I emailed the guy with the ad because he didn't have a phone number.  I told him that I was on my way and if he held it for me for 15 minutes, there would be an extra $100 in it for him.  I got a reply that was something along the lines of: "Sorry, I won't hold the car.  Two other people are already on their way to look at it.  First $1500 takes it."

The day I bought it.  Those wheels though!

The day I bought it.  Those wheels though!

The race was on.  I blasted over to the bank and pulled out $1600 just in case, then furiously drove toward his address on the other side of town.  I figured that there was a good chance that I wasn't going to make it there before the other people he was talking about had already done so.  Either way, that didn't stop me.  I rolled up on the house, the vette sparking in the sun outside, and noticed no other vehicles around the house.  The gentleman greeted me as I got out and I asked a few questions about the car, its history, etc while poking around the outside and inside.  My assessment took about 90 seconds, and the cash was in his hand.  I didn't want someone to roll up and throw money out their window then claim they bought it first.

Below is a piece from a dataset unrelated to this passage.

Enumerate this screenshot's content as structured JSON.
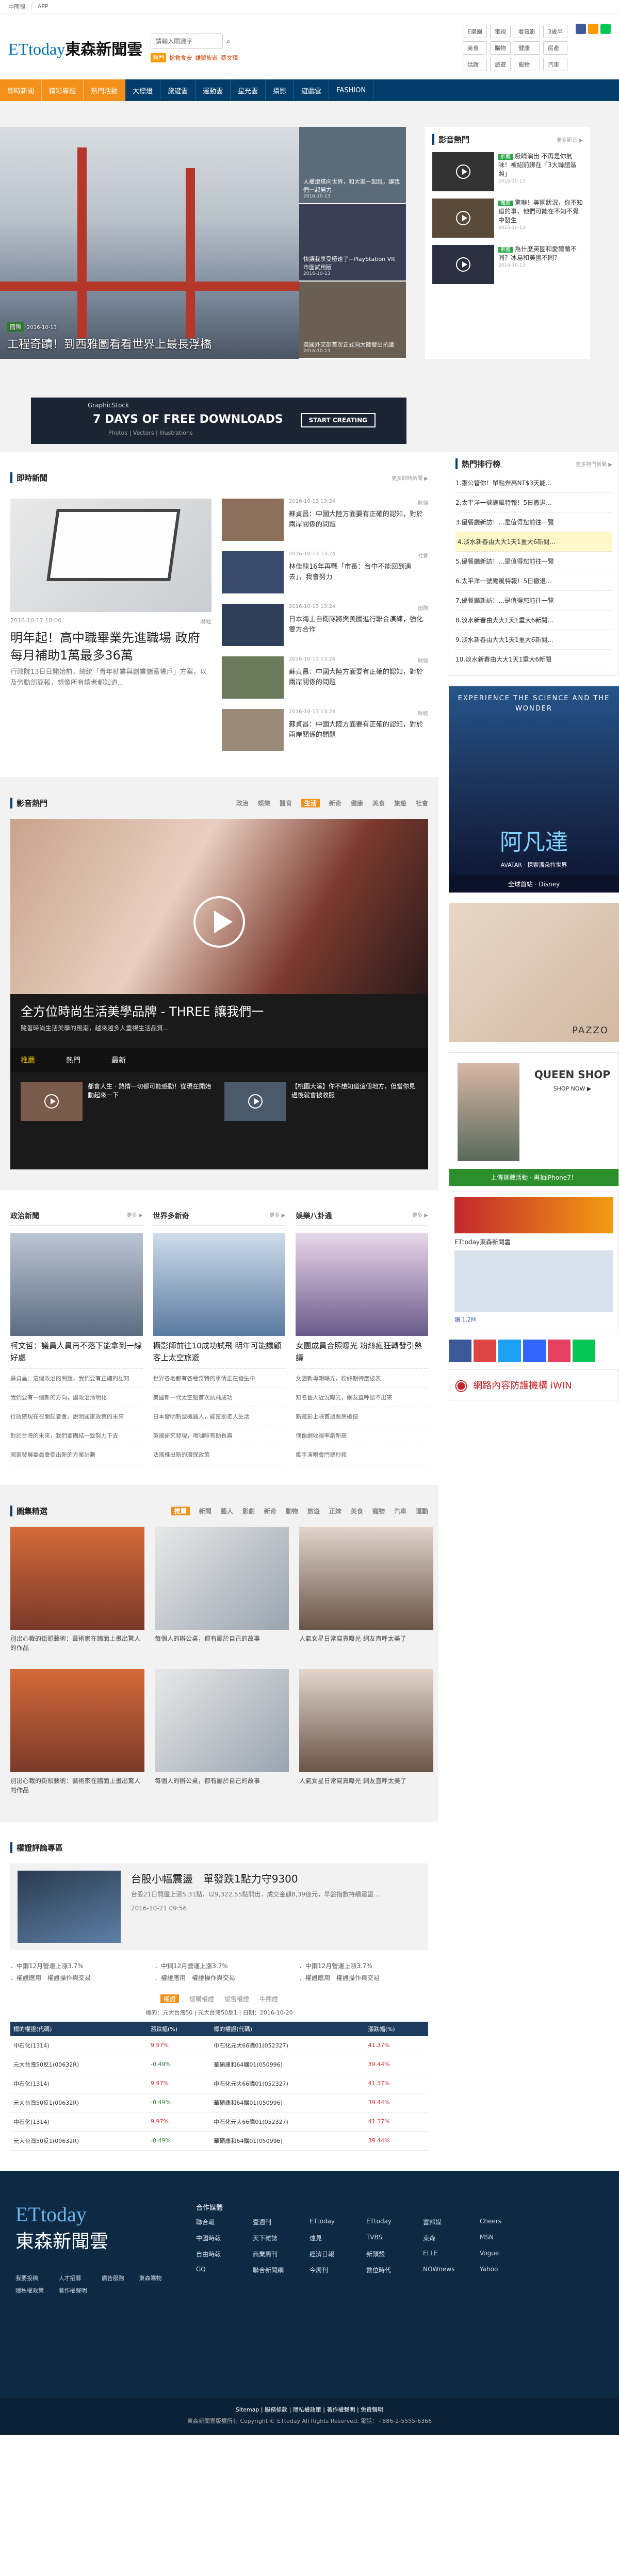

Once that was settled, I reminded him that he might as well call the other people and let them know the car was already sold, to which he agreed and made a few calls.  The then proceeded to pile into the car a massive amount of goodies, such as two custom car covers, one for rain and one for sun, injectors, a giant binder full of service records, a brand new throttle body, nose bra, and any other parts he had lying around for it.  I could have probably sold the wheels and all of the accessories he gave me for $1500.  A deal of a lifetime would be an understatement.

Dat interior.  Ignore the CD player.  Already replaced with Pioneer HU.

Dat interior.  Ignore the CD player.  Already replaced with Pioneer HU.

As good of a deal as it was, the engine was run for several miles without oil.  It wasn't seized yet, but the main bearings were severely worn and the engine was in desperate need of a rebuild before it would be reliably driveable again.  So began my 8 month journey in fixing this car.  The long fix time was mainly due to an agreement I made with my then-girlfriend that we would fix the car together.  We were both so busy that our schedules never really lined up to get a lot of work done together, so it sat for a long time with the engine removed, as I slowly rebuilt it without her.  Things came to pass and that relationship ended, which is where the repair accelerated rapidly.  In the last two weeks I dropped the new engine in (with an accoutrement of performance goodies installed) and put it together just in the last several days.  Amazing what free time will do for lingering projects!

Without further ado, here is the cost breakdown of what has went into the car thus far:

Less than 5K invested into a car that will easily fetch 8K on the market.  Yes, that's a lot for a C4 but I have full confidence that someone who wants a really clean one will pay that much.

Less than 5K invested into a car that will easily fetch 8K on the market.  Yes, that's a lot for a C4 but I have full confidence that someone who wants a really clean one will pay that much.


Now, in the name of creating something for myself that I was really proud of, I started to make expenses that wouldn't necessarily qualify if the vehicle was for flipping only.  For example, I wouldn't have reupholstered the seats for a flip, it was quite pricey and the old seats were in decent shape (they had color matching duct tape hiding the tears).  Also certain performance upgrades would have been largely unnecessary for the purpose of a flip, such as the performance cam.  I had decided that I was going to keep this car probably about halfway through building it, because it was just that cool.  That's also why I included the "future expenses" section of the cost breakdown.  I wouldn't do any of the things on the list if this were strictly to make money on.  There is no way those investments would yield a return greater than the cost. So I decided to keep the car.  That's what happens when you live the flippin' life, sometimes the flips flip you.

The "right" price for a flip

The "right" price for a flip

The C4 I chose to buy and why

The C4 I chose to buy and why